Horizon provides us a awesome dashboard and code-driven configuration for your Laravel powered by Redis queues. Horizon allows us to easily monitor key metrics of your queue system such as job throughput, runtime, and job failures.

Run below command to install Laravel Horizon via composer.

composer require laravel/horizon
php artisan vendor:publish --provider="Laravel\Horizon\HorizonServiceProvider"

 

Look at the config/horizon.php file. At the bottom of horizon.php. The environment key must match the APP_ENV variable in your .env.

For example, I have APP_ENV=local, so your application should use the local settings. I changed my local settings as like below:

'local' => [
      'supervisor-1' => [
          'connection' => 'redis',
          'queue' => ['email'],
          'balance' => 'auto',
          'processes' => 6,
          'tries' => 3,
    ],
],

 

There are three balance options. They are simple, auto and false.

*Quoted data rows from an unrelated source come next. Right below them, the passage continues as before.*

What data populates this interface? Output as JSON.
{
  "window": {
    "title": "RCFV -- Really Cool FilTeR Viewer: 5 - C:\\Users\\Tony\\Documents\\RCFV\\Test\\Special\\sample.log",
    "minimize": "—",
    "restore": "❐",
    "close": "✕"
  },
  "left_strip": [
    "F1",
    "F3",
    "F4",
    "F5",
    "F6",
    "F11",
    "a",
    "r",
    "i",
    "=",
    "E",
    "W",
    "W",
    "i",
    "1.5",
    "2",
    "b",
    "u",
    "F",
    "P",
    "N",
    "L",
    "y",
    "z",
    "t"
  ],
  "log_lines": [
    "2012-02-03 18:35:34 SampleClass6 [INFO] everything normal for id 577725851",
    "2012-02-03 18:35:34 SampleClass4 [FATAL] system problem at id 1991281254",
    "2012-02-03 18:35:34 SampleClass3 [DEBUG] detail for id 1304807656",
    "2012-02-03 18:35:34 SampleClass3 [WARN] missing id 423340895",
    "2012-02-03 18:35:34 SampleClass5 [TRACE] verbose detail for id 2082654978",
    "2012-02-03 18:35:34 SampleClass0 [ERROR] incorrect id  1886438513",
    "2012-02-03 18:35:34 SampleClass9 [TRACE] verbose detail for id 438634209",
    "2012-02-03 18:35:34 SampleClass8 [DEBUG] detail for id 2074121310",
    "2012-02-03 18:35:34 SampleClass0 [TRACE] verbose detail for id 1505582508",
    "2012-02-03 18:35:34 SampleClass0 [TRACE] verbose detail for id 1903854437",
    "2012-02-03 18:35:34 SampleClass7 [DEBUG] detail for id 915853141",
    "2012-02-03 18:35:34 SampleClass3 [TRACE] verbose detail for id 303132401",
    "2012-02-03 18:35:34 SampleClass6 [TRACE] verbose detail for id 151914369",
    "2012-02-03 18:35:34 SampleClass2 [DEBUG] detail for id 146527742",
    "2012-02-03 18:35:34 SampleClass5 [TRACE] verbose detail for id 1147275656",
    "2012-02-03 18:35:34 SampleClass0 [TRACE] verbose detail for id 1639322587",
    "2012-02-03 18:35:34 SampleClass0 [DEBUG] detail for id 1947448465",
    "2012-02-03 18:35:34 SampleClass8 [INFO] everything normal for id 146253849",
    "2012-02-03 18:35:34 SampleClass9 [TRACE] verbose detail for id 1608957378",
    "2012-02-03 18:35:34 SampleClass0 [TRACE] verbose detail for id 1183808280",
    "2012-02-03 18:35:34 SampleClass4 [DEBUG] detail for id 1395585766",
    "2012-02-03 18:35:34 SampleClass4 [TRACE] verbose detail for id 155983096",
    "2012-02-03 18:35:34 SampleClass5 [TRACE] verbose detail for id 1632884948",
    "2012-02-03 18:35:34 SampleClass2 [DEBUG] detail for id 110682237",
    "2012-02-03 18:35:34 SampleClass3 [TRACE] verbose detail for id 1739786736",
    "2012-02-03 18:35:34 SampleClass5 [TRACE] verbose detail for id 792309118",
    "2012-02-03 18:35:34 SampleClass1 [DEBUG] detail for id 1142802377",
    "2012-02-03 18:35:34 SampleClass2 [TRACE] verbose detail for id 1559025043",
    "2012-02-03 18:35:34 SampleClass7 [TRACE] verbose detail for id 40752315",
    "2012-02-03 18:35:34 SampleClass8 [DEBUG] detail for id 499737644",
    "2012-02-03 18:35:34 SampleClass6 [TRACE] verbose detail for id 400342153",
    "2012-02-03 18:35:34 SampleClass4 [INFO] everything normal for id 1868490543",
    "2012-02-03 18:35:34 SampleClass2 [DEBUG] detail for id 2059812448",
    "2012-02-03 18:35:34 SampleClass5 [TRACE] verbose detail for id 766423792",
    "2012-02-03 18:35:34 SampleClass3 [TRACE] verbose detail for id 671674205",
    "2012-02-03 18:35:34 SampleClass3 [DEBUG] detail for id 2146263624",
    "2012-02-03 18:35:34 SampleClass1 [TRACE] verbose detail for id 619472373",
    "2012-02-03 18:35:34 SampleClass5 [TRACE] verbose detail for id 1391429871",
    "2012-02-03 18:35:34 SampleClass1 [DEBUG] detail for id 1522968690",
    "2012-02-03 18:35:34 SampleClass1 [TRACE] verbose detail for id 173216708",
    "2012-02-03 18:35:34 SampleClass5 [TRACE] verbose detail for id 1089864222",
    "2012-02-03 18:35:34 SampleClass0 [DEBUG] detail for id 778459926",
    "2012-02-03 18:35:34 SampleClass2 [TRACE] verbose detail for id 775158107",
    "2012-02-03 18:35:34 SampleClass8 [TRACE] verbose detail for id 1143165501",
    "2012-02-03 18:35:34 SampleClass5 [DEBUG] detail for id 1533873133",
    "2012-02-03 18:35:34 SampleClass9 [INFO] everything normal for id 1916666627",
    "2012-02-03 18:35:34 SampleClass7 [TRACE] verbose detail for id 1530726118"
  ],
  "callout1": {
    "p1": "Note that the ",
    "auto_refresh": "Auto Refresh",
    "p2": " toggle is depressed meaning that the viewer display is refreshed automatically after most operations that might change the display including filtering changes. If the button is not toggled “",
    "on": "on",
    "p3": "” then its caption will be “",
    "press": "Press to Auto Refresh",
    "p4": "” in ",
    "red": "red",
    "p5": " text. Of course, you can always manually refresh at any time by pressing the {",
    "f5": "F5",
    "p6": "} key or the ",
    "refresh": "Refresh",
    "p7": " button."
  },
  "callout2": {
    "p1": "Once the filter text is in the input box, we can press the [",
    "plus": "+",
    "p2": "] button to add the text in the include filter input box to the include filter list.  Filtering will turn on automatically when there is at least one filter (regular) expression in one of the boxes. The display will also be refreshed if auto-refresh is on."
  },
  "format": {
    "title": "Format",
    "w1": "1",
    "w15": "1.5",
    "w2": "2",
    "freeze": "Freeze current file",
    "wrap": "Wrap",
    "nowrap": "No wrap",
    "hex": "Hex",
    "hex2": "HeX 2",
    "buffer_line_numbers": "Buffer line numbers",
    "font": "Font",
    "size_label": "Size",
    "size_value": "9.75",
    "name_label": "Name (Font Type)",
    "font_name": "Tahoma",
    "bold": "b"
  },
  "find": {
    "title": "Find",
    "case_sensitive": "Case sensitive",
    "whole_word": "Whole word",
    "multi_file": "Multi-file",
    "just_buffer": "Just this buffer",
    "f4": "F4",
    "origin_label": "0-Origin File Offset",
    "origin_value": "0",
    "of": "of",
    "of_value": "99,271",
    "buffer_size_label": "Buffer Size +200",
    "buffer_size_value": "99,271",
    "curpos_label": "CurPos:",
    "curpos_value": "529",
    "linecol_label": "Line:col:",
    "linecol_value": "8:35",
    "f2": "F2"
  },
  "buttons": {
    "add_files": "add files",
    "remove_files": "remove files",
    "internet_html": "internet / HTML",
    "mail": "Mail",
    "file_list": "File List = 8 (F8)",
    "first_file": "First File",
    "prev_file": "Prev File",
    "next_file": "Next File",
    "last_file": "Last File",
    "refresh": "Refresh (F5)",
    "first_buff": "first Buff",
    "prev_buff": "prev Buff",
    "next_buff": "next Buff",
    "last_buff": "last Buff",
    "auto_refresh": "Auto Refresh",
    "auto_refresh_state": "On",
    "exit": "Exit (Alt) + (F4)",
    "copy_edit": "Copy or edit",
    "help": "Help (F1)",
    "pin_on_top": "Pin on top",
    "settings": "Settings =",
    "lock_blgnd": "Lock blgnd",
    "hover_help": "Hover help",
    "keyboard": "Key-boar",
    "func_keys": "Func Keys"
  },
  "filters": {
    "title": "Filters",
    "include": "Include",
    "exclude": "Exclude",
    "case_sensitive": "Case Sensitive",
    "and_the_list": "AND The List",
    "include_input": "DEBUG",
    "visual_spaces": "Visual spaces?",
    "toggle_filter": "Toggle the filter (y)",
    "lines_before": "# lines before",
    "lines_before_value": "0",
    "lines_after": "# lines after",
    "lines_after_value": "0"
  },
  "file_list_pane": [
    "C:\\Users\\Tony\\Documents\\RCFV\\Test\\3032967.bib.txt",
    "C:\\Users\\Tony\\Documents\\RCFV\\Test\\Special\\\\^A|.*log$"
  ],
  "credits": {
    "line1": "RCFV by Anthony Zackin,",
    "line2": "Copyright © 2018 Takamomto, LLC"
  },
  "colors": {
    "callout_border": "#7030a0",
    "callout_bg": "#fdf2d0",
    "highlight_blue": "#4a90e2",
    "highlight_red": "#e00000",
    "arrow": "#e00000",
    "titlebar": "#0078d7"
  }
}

Simple splits jobs evenly between queue worker processes. Auto adjusts the number of worker processes depending on which queue is the biggest. False will not balance queues; whichever queue a job is dispatched to will run the job.

Let’s be specific about the way we dispatch to our queues. Update MailController to look like this:

app/Http/Controllers/MailController.php

namespace App\Http\Controllers;

use Illuminate\Http\Request;

use Illuminate\Support\Facades\Mail;
use App\Jobs\SendOrderEmail;
use App\Order;
use Log;

class MailController extends Controller
{
    public function index() {

        for ($i=0; $i<20; $i++) { 

        $order = Order::findOrFail( rand(1,50) ); 
          SendOrderEmail::dispatch($order)->onQueue('email');
            
        }

        return 'Dispatched orders';
    }
}

 

Let’s go and start working the queue, but instead of using queue:work we have to use:

php artisan horizon

Now we can finally test our rate-limiting code by visiting http://localhost.8000/test. This will instantly queue up 20 emails. 

 

Step 11 : Horizon Dashboard

To work with horizon you must ensure that your queue connection is set to redis in your queue configuration file.

 

Horizon gives us a dashboard for monitoring our queue jobs. Now open this AppServiceProvider.php and paste this below code to open horizon dashboard. 

app/Providers/AppServiceProvider.php

namespace App\Providers;

use Illuminate\Support\ServiceProvider;
use Laravel\Horizon\Horizon;

class AppServiceProvider extends ServiceProvider
{
    public function boot()
    {
        Horizon::auth(function ($request) {
            // Always show admin if local development
            if (env('APP_ENV') == 'local') {
                return true;
            }
        });
    }

    public function register()
    {
        //
    }
}

 

This allows us to access our horizon dashboard when your APP_ENV is set to local. Make sure php artisan horizon is running in your terminal. Now navigate to http://localhost:8000/horizon. Then you will see the below output.

laravel-horizon-admin

 

If you refresh http://localhost:8000/test and watch the http://queues.test/horizon/dashboard page, you should see the number of jobs on the two queues jump way up.

Now you can monitor every job from this horizon dashboard. Finally our Laravel queues with database and redis connection, and monitoring queue job with Horizon is over. Hope you will enjoy it.